## Given data
____________

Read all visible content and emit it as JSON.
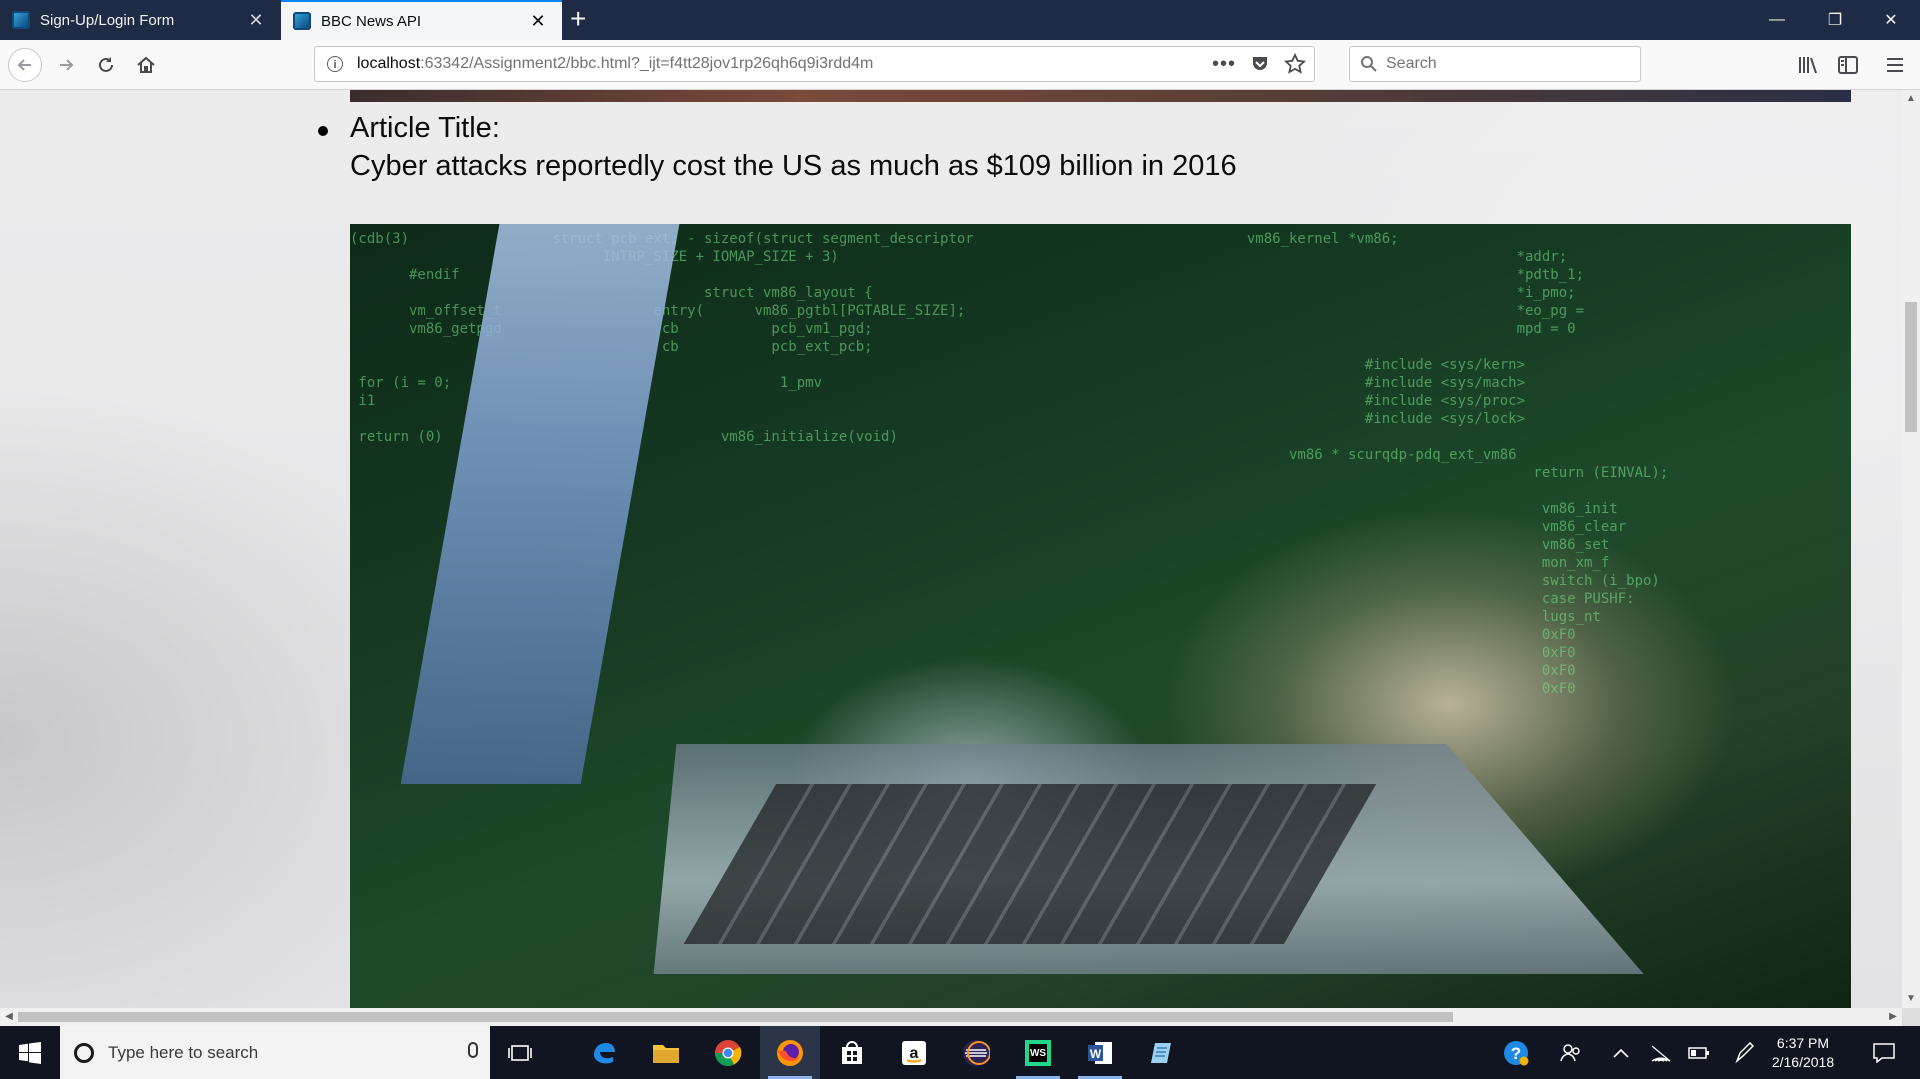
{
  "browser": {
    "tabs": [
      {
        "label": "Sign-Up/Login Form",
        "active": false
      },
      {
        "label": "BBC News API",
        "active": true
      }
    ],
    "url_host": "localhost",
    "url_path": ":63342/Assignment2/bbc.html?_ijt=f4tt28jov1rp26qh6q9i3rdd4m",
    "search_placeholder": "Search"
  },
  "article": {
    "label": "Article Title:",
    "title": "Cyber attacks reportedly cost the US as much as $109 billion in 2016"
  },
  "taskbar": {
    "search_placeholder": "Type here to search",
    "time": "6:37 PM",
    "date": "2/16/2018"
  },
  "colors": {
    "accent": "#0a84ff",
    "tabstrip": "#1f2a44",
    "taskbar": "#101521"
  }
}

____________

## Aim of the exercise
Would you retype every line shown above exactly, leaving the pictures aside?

## Finished task
Read all visible content and emit it as JSON.
{
  "browser": {
    "tabs": [
      {
        "label": "Sign-Up/Login Form",
        "active": false
      },
      {
        "label": "BBC News API",
        "active": true
      }
    ],
    "url_host": "localhost",
    "url_path": ":63342/Assignment2/bbc.html?_ijt=f4tt28jov1rp26qh6q9i3rdd4m",
    "search_placeholder": "Search"
  },
  "article": {
    "label": "Article Title:",
    "title": "Cyber attacks reportedly cost the US as much as $109 billion in 2016"
  },
  "taskbar": {
    "search_placeholder": "Type here to search",
    "time": "6:37 PM",
    "date": "2/16/2018"
  },
  "colors": {
    "accent": "#0a84ff",
    "tabstrip": "#1f2a44",
    "taskbar": "#101521"
  }
}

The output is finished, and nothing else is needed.